**Problem:** A faithful, complete copy of the records is required.

**Task inputs:**
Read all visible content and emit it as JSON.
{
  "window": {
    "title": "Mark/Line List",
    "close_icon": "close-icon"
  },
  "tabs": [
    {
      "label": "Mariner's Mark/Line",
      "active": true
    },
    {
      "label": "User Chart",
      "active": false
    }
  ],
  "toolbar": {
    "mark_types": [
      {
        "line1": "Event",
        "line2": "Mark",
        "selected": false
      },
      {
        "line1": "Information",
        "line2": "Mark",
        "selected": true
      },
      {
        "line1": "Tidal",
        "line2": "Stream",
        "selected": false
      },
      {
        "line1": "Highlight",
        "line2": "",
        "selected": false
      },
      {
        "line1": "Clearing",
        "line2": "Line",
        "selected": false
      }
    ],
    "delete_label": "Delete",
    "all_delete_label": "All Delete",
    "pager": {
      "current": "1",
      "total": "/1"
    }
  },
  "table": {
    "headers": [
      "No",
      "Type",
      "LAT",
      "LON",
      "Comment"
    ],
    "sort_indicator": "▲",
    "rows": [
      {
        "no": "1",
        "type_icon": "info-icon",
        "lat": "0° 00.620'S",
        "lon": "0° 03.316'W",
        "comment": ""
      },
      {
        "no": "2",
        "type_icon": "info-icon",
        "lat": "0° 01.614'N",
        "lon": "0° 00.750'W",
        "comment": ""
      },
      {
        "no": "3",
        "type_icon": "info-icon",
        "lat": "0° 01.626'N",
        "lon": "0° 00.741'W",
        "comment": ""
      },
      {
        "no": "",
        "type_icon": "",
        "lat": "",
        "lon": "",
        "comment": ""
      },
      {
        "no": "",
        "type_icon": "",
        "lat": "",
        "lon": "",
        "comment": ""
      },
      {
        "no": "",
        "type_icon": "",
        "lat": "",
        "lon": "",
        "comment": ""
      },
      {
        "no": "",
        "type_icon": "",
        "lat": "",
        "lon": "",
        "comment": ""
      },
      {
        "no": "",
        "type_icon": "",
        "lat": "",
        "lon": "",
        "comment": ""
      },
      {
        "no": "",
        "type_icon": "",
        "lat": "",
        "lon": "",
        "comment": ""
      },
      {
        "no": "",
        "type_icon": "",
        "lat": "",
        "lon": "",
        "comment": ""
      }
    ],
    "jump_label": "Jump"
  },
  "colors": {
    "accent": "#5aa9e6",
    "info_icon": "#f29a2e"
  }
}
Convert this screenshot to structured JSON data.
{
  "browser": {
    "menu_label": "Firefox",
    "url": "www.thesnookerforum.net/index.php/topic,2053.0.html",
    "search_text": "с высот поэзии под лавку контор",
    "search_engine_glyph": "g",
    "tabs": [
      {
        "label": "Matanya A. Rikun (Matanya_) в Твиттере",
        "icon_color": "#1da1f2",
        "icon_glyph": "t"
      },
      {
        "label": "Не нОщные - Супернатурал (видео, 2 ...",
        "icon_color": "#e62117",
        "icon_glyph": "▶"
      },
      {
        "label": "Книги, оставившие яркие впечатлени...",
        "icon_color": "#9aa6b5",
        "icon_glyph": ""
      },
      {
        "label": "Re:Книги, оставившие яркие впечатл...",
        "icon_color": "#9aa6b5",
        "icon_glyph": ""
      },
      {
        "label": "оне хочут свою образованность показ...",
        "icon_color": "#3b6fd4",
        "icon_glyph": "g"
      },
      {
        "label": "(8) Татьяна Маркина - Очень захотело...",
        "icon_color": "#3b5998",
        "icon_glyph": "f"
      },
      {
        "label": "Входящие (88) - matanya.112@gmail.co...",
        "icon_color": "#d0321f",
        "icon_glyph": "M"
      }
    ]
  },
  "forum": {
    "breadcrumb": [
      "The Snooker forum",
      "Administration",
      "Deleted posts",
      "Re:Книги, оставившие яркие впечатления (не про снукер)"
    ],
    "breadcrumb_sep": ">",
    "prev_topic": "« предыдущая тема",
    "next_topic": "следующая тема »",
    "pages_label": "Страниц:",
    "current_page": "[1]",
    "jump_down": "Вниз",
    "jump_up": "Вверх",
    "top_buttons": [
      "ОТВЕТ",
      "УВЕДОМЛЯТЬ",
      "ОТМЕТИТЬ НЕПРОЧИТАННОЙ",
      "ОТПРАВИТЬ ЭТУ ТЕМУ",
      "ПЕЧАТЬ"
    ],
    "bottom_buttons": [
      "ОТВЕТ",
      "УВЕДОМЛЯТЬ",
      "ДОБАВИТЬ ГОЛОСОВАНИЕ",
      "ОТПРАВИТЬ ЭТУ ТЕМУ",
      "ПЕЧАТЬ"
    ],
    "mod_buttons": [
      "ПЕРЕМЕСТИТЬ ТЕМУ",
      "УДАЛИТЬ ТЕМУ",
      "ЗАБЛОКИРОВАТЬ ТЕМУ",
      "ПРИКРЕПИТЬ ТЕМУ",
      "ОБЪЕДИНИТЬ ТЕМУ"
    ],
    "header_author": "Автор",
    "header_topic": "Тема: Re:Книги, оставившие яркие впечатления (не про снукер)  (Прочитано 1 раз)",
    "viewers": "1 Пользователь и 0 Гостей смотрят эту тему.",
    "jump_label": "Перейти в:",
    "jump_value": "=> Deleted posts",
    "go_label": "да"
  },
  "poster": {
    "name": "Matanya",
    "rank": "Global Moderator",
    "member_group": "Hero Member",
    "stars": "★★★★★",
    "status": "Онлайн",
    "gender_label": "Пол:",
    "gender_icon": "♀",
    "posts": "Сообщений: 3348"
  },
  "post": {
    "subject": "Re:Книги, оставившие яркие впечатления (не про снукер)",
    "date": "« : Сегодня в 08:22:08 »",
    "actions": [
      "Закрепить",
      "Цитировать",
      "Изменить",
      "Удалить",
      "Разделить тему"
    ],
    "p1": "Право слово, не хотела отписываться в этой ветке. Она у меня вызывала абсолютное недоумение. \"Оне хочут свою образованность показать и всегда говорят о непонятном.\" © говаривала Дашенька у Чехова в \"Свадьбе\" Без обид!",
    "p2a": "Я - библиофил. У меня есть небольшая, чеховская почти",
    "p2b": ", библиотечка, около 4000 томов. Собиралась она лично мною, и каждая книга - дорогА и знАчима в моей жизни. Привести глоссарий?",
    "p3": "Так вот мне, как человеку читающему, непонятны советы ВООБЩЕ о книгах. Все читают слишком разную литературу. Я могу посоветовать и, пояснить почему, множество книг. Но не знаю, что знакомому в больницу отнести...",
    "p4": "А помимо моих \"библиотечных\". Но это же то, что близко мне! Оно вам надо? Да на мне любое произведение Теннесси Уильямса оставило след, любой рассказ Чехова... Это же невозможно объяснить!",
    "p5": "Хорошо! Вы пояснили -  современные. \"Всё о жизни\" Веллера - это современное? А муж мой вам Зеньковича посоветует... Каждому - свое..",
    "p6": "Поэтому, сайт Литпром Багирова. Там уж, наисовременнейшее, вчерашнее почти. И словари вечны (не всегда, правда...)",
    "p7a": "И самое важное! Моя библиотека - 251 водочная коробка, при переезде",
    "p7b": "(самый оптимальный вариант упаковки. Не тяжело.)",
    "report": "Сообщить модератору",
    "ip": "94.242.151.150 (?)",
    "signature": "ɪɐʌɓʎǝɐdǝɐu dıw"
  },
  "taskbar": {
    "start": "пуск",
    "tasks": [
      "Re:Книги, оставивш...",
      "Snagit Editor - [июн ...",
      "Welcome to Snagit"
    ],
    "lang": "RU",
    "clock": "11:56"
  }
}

**Written response:**
Read all visible content and emit it as JSON.
{
  "window": {
    "title": "Mark/Line List",
    "close_icon": "close-icon"
  },
  "tabs": [
    {
      "label": "Mariner's Mark/Line",
      "active": true
    },
    {
      "label": "User Chart",
      "active": false
    }
  ],
  "toolbar": {
    "mark_types": [
      {
        "line1": "Event",
        "line2": "Mark",
        "selected": false
      },
      {
        "line1": "Information",
        "line2": "Mark",
        "selected": true
      },
      {
        "line1": "Tidal",
        "line2": "Stream",
        "selected": false
      },
      {
        "line1": "Highlight",
        "line2": "",
        "selected": false
      },
      {
        "line1": "Clearing",
        "line2": "Line",
        "selected": false
      }
    ],
    "delete_label": "Delete",
    "all_delete_label": "All Delete",
    "pager": {
      "current": "1",
      "total": "/1"
    }
  },
  "table": {
    "headers": [
      "No",
      "Type",
      "LAT",
      "LON",
      "Comment"
    ],
    "sort_indicator": "▲",
    "rows": [
      {
        "no": "1",
        "type_icon": "info-icon",
        "lat": "0° 00.620'S",
        "lon": "0° 03.316'W",
        "comment": ""
      },
      {
        "no": "2",
        "type_icon": "info-icon",
        "lat": "0° 01.614'N",
        "lon": "0° 00.750'W",
        "comment": ""
      },
      {
        "no": "3",
        "type_icon": "info-icon",
        "lat": "0° 01.626'N",
        "lon": "0° 00.741'W",
        "comment": ""
      },
      {
        "no": "",
        "type_icon": "",
        "lat": "",
        "lon": "",
        "comment": ""
      },
      {
        "no": "",
        "type_icon": "",
        "lat": "",
        "lon": "",
        "comment": ""
      },
      {
        "no": "",
        "type_icon": "",
        "lat": "",
        "lon": "",
        "comment": ""
      },
      {
        "no": "",
        "type_icon": "",
        "lat": "",
        "lon": "",
        "comment": ""
      },
      {
        "no": "",
        "type_icon": "",
        "lat": "",
        "lon": "",
        "comment": ""
      },
      {
        "no": "",
        "type_icon": "",
        "lat": "",
        "lon": "",
        "comment": ""
      },
      {
        "no": "",
        "type_icon": "",
        "lat": "",
        "lon": "",
        "comment": ""
      }
    ],
    "jump_label": "Jump"
  },
  "colors": {
    "accent": "#5aa9e6",
    "info_icon": "#f29a2e"
  }
}
Convert this screenshot to structured JSON data.
{
  "browser": {
    "menu_label": "Firefox",
    "url": "www.thesnookerforum.net/index.php/topic,2053.0.html",
    "search_text": "с высот поэзии под лавку контор",
    "search_engine_glyph": "g",
    "tabs": [
      {
        "label": "Matanya A. Rikun (Matanya_) в Твиттере",
        "icon_color": "#1da1f2",
        "icon_glyph": "t"
      },
      {
        "label": "Не нОщные - Супернатурал (видео, 2 ...",
        "icon_color": "#e62117",
        "icon_glyph": "▶"
      },
      {
        "label": "Книги, оставившие яркие впечатлени...",
        "icon_color": "#9aa6b5",
        "icon_glyph": ""
      },
      {
        "label": "Re:Книги, оставившие яркие впечатл...",
        "icon_color": "#9aa6b5",
        "icon_glyph": ""
      },
      {
        "label": "оне хочут свою образованность показ...",
        "icon_color": "#3b6fd4",
        "icon_glyph": "g"
      },
      {
        "label": "(8) Татьяна Маркина - Очень захотело...",
        "icon_color": "#3b5998",
        "icon_glyph": "f"
      },
      {
        "label": "Входящие (88) - matanya.112@gmail.co...",
        "icon_color": "#d0321f",
        "icon_glyph": "M"
      }
    ]
  },
  "forum": {
    "breadcrumb": [
      "The Snooker forum",
      "Administration",
      "Deleted posts",
      "Re:Книги, оставившие яркие впечатления (не про снукер)"
    ],
    "breadcrumb_sep": ">",
    "prev_topic": "« предыдущая тема",
    "next_topic": "следующая тема »",
    "pages_label": "Страниц:",
    "current_page": "[1]",
    "jump_down": "Вниз",
    "jump_up": "Вверх",
    "top_buttons": [
      "ОТВЕТ",
      "УВЕДОМЛЯТЬ",
      "ОТМЕТИТЬ НЕПРОЧИТАННОЙ",
      "ОТПРАВИТЬ ЭТУ ТЕМУ",
      "ПЕЧАТЬ"
    ],
    "bottom_buttons": [
      "ОТВЕТ",
      "УВЕДОМЛЯТЬ",
      "ДОБАВИТЬ ГОЛОСОВАНИЕ",
      "ОТПРАВИТЬ ЭТУ ТЕМУ",
      "ПЕЧАТЬ"
    ],
    "mod_buttons": [
      "ПЕРЕМЕСТИТЬ ТЕМУ",
      "УДАЛИТЬ ТЕМУ",
      "ЗАБЛОКИРОВАТЬ ТЕМУ",
      "ПРИКРЕПИТЬ ТЕМУ",
      "ОБЪЕДИНИТЬ ТЕМУ"
    ],
    "header_author": "Автор",
    "header_topic": "Тема: Re:Книги, оставившие яркие впечатления (не про снукер)  (Прочитано 1 раз)",
    "viewers": "1 Пользователь и 0 Гостей смотрят эту тему.",
    "jump_label": "Перейти в:",
    "jump_value": "=> Deleted posts",
    "go_label": "да"
  },
  "poster": {
    "name": "Matanya",
    "rank": "Global Moderator",
    "member_group": "Hero Member",
    "stars": "★★★★★",
    "status": "Онлайн",
    "gender_label": "Пол:",
    "gender_icon": "♀",
    "posts": "Сообщений: 3348"
  },
  "post": {
    "subject": "Re:Книги, оставившие яркие впечатления (не про снукер)",
    "date": "« : Сегодня в 08:22:08 »",
    "actions": [
      "Закрепить",
      "Цитировать",
      "Изменить",
      "Удалить",
      "Разделить тему"
    ],
    "p1": "Право слово, не хотела отписываться в этой ветке. Она у меня вызывала абсолютное недоумение. \"Оне хочут свою образованность показать и всегда говорят о непонятном.\" © говаривала Дашенька у Чехова в \"Свадьбе\" Без обид!",
    "p2a": "Я - библиофил. У меня есть небольшая, чеховская почти",
    "p2b": ", библиотечка, около 4000 томов. Собиралась она лично мною, и каждая книга - дорогА и знАчима в моей жизни. Привести глоссарий?",
    "p3": "Так вот мне, как человеку читающему, непонятны советы ВООБЩЕ о книгах. Все читают слишком разную литературу. Я могу посоветовать и, пояснить почему, множество книг. Но не знаю, что знакомому в больницу отнести...",
    "p4": "А помимо моих \"библиотечных\". Но это же то, что близко мне! Оно вам надо? Да на мне любое произведение Теннесси Уильямса оставило след, любой рассказ Чехова... Это же невозможно объяснить!",
    "p5": "Хорошо! Вы пояснили -  современные. \"Всё о жизни\" Веллера - это современное? А муж мой вам Зеньковича посоветует... Каждому - свое..",
    "p6": "Поэтому, сайт Литпром Багирова. Там уж, наисовременнейшее, вчерашнее почти. И словари вечны (не всегда, правда...)",
    "p7a": "И самое важное! Моя библиотека - 251 водочная коробка, при переезде",
    "p7b": "(самый оптимальный вариант упаковки. Не тяжело.)",
    "report": "Сообщить модератору",
    "ip": "94.242.151.150 (?)",
    "signature": "ɪɐʌɓʎǝɐdǝɐu dıw"
  },
  "taskbar": {
    "start": "пуск",
    "tasks": [
      "Re:Книги, оставивш...",
      "Snagit Editor - [июн ...",
      "Welcome to Snagit"
    ],
    "lang": "RU",
    "clock": "11:56"
  }
}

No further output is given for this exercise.